Plaintiff contends the court of appeal erred in holding that he failed to state a cause of action against McDermott. In his petition, plaintiff alleged:That J. Ray McDermott Company, through its officers, agents, and employees was negligent in failing to advise petitioner of his affliction when it either knew or should have known that petitioner was physically unfit for continued employment as a deep-sea diver.
The trial court sustained McDermott's exception of no cause of action and allowed plaintiff twenty days to amend. Subsequently, due to plaintiff's failure to amend his petition against McDermott within the time allotted, the trial judge dismissed plaintiff's suit as to McDermott. The court of appeal affirmed, finding that plaintiff failed to state a cause of action because his petition contained only conclusionary allegations. We agree.
Our code of civil procedure sets forth a system of fact pleading. La. Code Civ.P. arts. 854, 891, 1003 and 1004. Cox v. W. M. Heroman & Co., Inc., 298 So. 2d 848 (La.1974). Thus, in order to establish a cause of action, plaintiff must set forth in his petition specific facts in support of his claim. La. Code Civ.P. arts. 854 and 891. In the instant case, plaintiff's allegations of negligence against McDermott contain no *525 particular facts to substantiate his claim. Plaintiff states only that McDermott failed to advise plaintiff of his affliction when it "knew or should have known" that he was physically unfit for continued employment as a deep-sea diver. This assertion, however, is but another way of alleging that McDermott was negligent.
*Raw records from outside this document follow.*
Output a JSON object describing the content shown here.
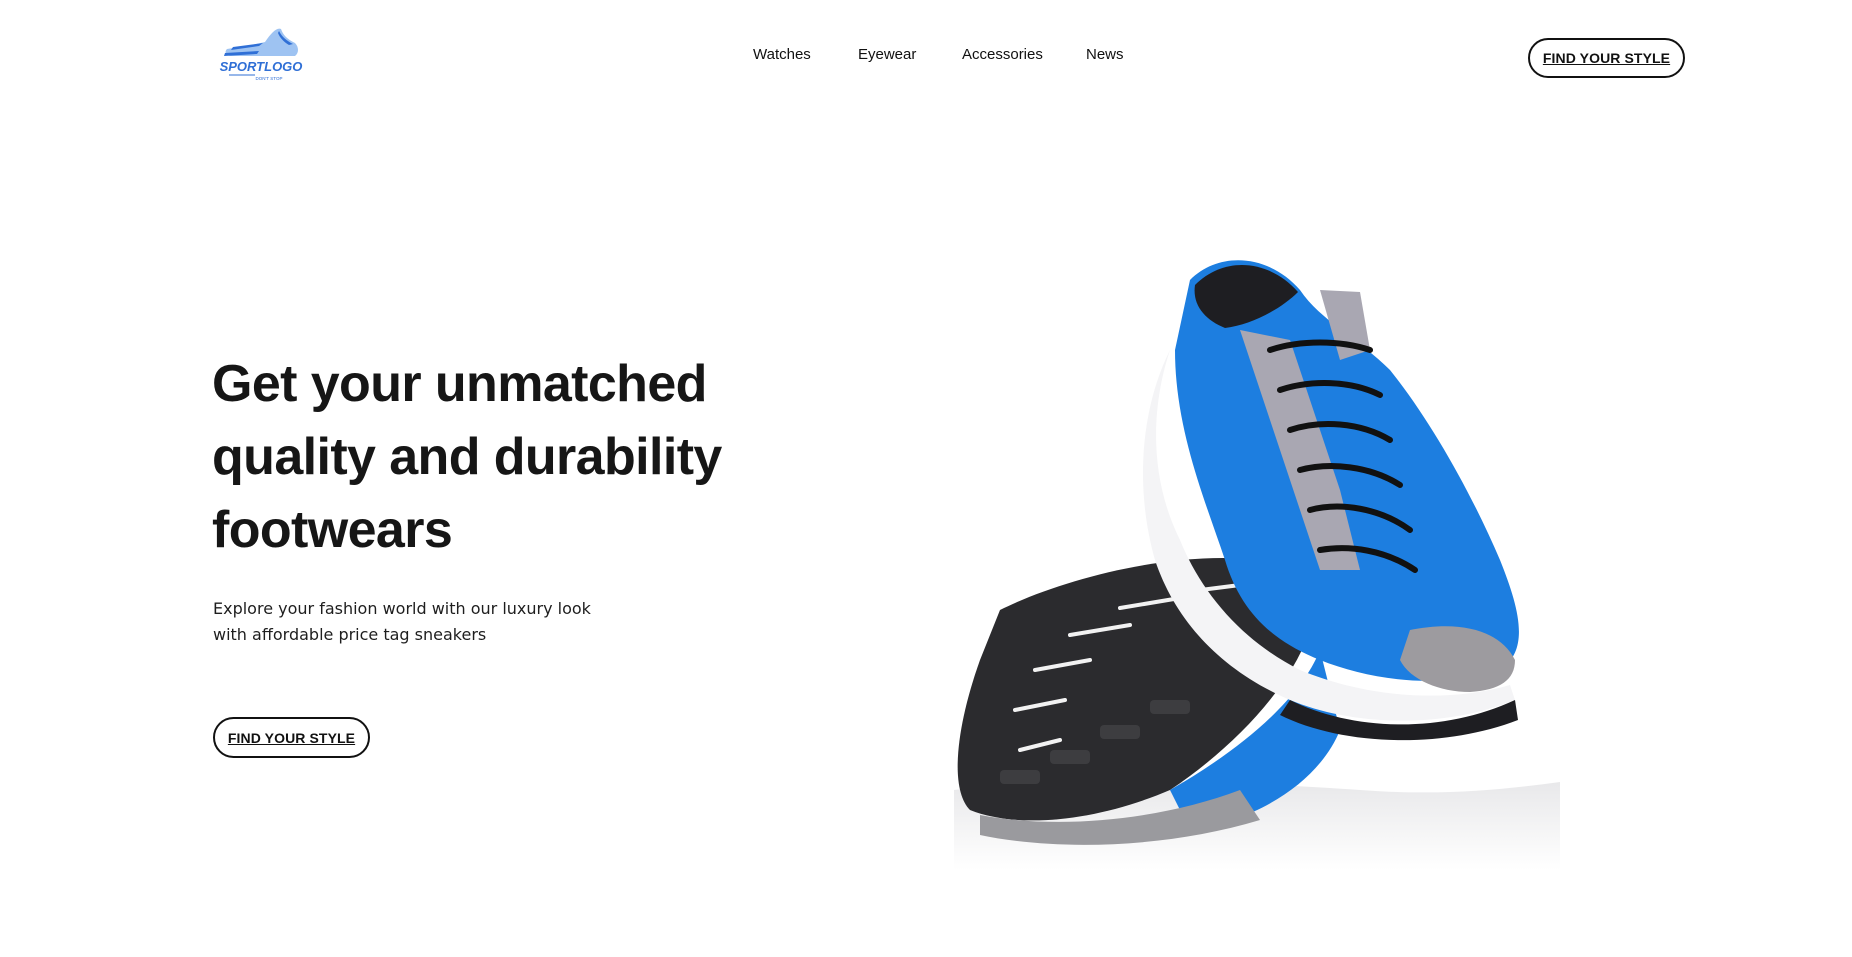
{
  "brand": {
    "logo_text": "SPORTLOGO",
    "logo_tagline": "DON'T STOP",
    "logo_color": "#2f6fd6"
  },
  "nav": {
    "items": [
      {
        "label": "Watches"
      },
      {
        "label": "Eyewear"
      },
      {
        "label": "Accessories"
      },
      {
        "label": "News"
      }
    ]
  },
  "header": {
    "cta_label": "FIND YOUR STYLE"
  },
  "hero": {
    "headline_lines": [
      "Get your unmatched",
      "quality and durability",
      "footwears"
    ],
    "subtext_lines": [
      "Explore your fashion world with our luxury look",
      "with affordable price tag sneakers"
    ],
    "cta_label": "FIND YOUR STYLE",
    "image_icon": "blue-sneakers-image",
    "accent_color": "#1d7ee0"
  }
}
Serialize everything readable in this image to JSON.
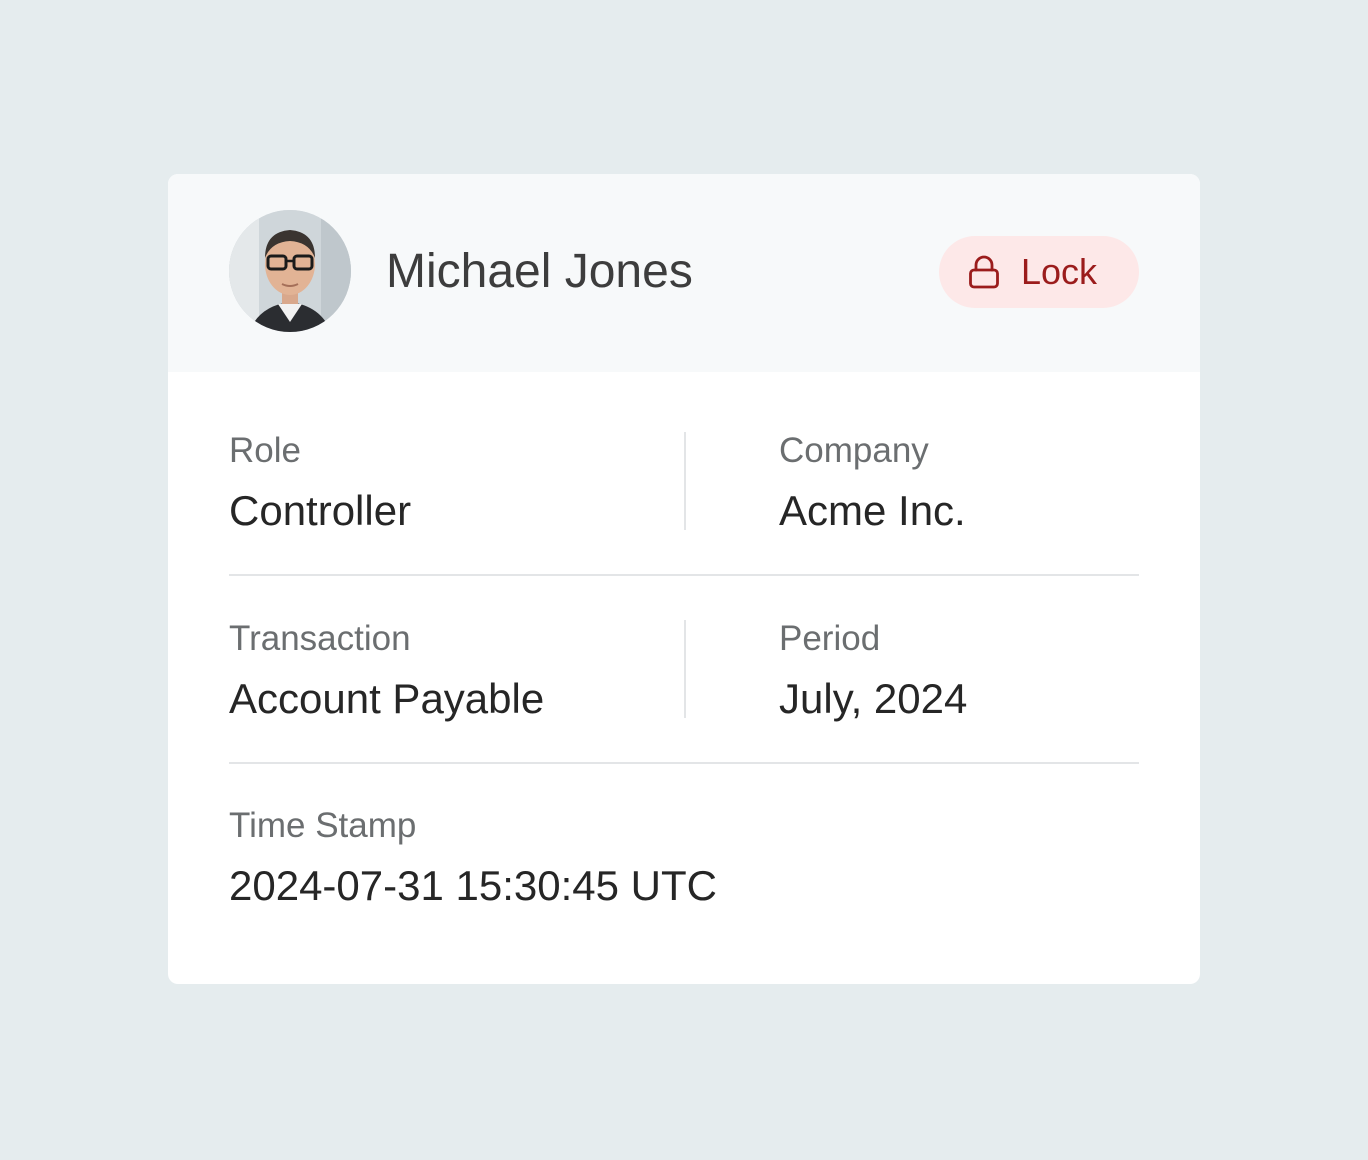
{
  "profile": {
    "name": "Michael Jones",
    "avatar_alt": "Michael Jones"
  },
  "lock_button": {
    "label": "Lock",
    "icon": "lock-icon"
  },
  "fields": {
    "role": {
      "label": "Role",
      "value": "Controller"
    },
    "company": {
      "label": "Company",
      "value": "Acme Inc."
    },
    "transaction": {
      "label": "Transaction",
      "value": "Account Payable"
    },
    "period": {
      "label": "Period",
      "value": "July, 2024"
    },
    "timestamp": {
      "label": "Time Stamp",
      "value": "2024-07-31 15:30:45 UTC"
    }
  },
  "colors": {
    "page_background": "#e5ecee",
    "card_background": "#ffffff",
    "header_background": "#f7f9fa",
    "lock_background": "#fde8e8",
    "lock_accent": "#9b1c1c"
  }
}
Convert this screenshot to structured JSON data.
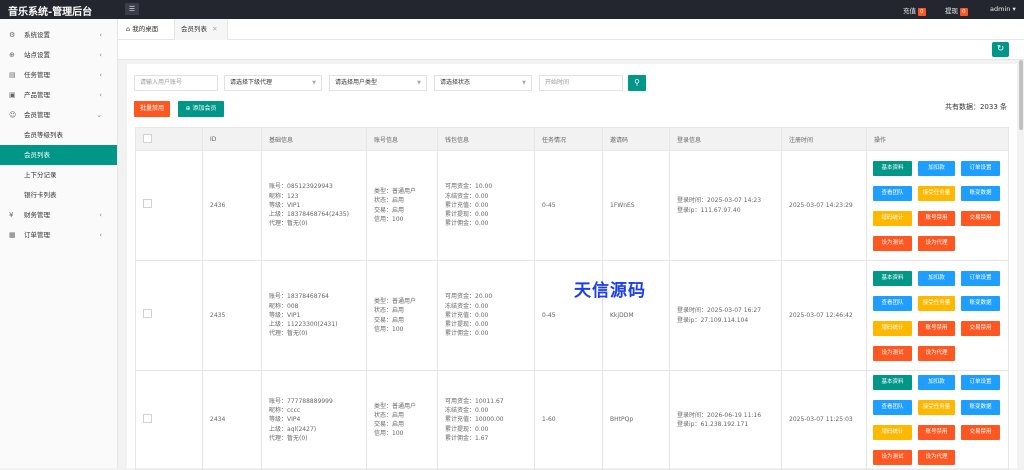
{
  "app_title": "音乐系统-管理后台",
  "topbar": {
    "menu_icon": "hamburger-icon",
    "recharge_label": "充值",
    "recharge_count": "0",
    "withdraw_label": "提现",
    "withdraw_count": "0",
    "user": "admin"
  },
  "sidebar": {
    "items": [
      {
        "label": "系统设置",
        "icon": "gear-icon"
      },
      {
        "label": "站点设置",
        "icon": "globe-icon"
      },
      {
        "label": "任务管理",
        "icon": "doc-icon"
      },
      {
        "label": "产品管理",
        "icon": "box-icon"
      },
      {
        "label": "会员管理",
        "icon": "user-icon"
      }
    ],
    "sub_items": [
      "会员等级列表",
      "会员列表",
      "上下分记录",
      "银行卡列表"
    ],
    "items_after": [
      {
        "label": "财务管理",
        "icon": "yen-icon"
      },
      {
        "label": "订单管理",
        "icon": "grid-icon"
      }
    ]
  },
  "tabs": {
    "home": "我的桌面",
    "active": "会员列表"
  },
  "filters": {
    "account_placeholder": "请输入用户账号",
    "agent": "请选择下级代理",
    "user_type": "请选择用户类型",
    "status": "请选择状态",
    "start_time_placeholder": "开始时间"
  },
  "actions": {
    "batch_disable": "批量禁用",
    "add_member": "添加会员"
  },
  "total_text": "共有数据：2033 条",
  "columns": [
    "ID",
    "基础信息",
    "账号信息",
    "钱包信息",
    "任务情况",
    "邀请码",
    "登录信息",
    "注册时间",
    "操作"
  ],
  "op_buttons": [
    "基本资料",
    "加扣款",
    "订单设置",
    "查看团队",
    "接受任务量",
    "账变数据",
    "增码统计",
    "账号禁用",
    "交易禁用",
    "设为测试",
    "设为代理"
  ],
  "rows": [
    {
      "id": "2436",
      "basic": [
        "账号：085123929943",
        "昵称：123",
        "等级：VIP1",
        "上级：18378468764(2435)",
        "代理：暂无(0)"
      ],
      "account": [
        "类型：普通用户",
        "状态：启用",
        "交易：启用",
        "信用：100"
      ],
      "wallet": [
        "可用资金：10.00",
        "冻结资金：0.00",
        "累计充值：0.00",
        "累计提现：0.00",
        "累计佣金：0.00"
      ],
      "task": "0-45",
      "invite": "1FWnES",
      "login": [
        "登录时间：2025-03-07 14:23",
        "登录ip：111.67.97.40"
      ],
      "reg": "2025-03-07 14:23:29"
    },
    {
      "id": "2435",
      "basic": [
        "账号：18378468764",
        "昵称：008",
        "等级：VIP1",
        "上级：11223300(2431)",
        "代理：暂无(0)"
      ],
      "account": [
        "类型：普通用户",
        "状态：启用",
        "交易：启用",
        "信用：100"
      ],
      "wallet": [
        "可用资金：20.00",
        "冻结资金：0.00",
        "累计充值：0.00",
        "累计提现：0.00",
        "累计佣金：0.00"
      ],
      "task": "0-45",
      "invite": "KkjDDM",
      "login": [
        "登录时间：2025-03-07 16:27",
        "登录ip：27.109.114.104"
      ],
      "reg": "2025-03-07 12:46:42"
    },
    {
      "id": "2434",
      "basic": [
        "账号：777788889999",
        "昵称：cccc",
        "等级：VIP4",
        "上级：aql(2427)",
        "代理：暂无(0)"
      ],
      "account": [
        "类型：普通用户",
        "状态：启用",
        "交易：启用",
        "信用：100"
      ],
      "wallet": [
        "可用资金：10011.67",
        "冻结资金：0.00",
        "累计充值：10000.00",
        "累计提现：0.00",
        "累计佣金：1.67"
      ],
      "task": "1-60",
      "invite": "BHtPQp",
      "login": [
        "登录时间：2026-06-19 11:16",
        "登录ip：61.238.192.171"
      ],
      "reg": "2025-03-07 11:25:03"
    }
  ],
  "watermark": "天信源码"
}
The court of appeal correctly concluded that plaintiff failed to state a cause of action against McDermott.DECREE
For the reasons assigned, that portion of the judgment of the court of appeal affirming the trial court's sustaining of the exceptions of prescription filed by Dr. T. J. Haley and Aetna Casualty & Surety Company and dismissing plaintiff's suit as to them is reversed; that portion of the judgment of the court of appeal affirming the trial court's maintaining of the exception of no cause of action filed by J. Ray McDermott Company and dismissing plaintiff's suit as to said company is affirmed. The case is remanded to the district court for further proceedings.
DIXON, J., concurs.
DENNIS, J., concurs in the decision as to the prescription question, but dissents from the holding pertaining to the exception of no cause of action.NOTES
 363 So. 2d 1270 (La.App. 4th Cir. 1978).
 364 So. 2d 1039 (La.1978).
 Defendant relies upon State v. Alden Mills, 202 La. 416, 12 So. 2d 204 (1943) in support of retroactive application of the statute at issue. In that case, a constitutional amendment was enacted providing for a three-year liberative prescriptive period on taxes due to the state, where none had previously existed. We held that the constitutional amendment was to be given retroactive effect. In so holding, however, we expressly noted that "[t]he constitutional objection to the . . . divesting of vested rights, has no application to a statute by which the State bars by prescription an action to recover an indebtedness which otherwise might be due to the State."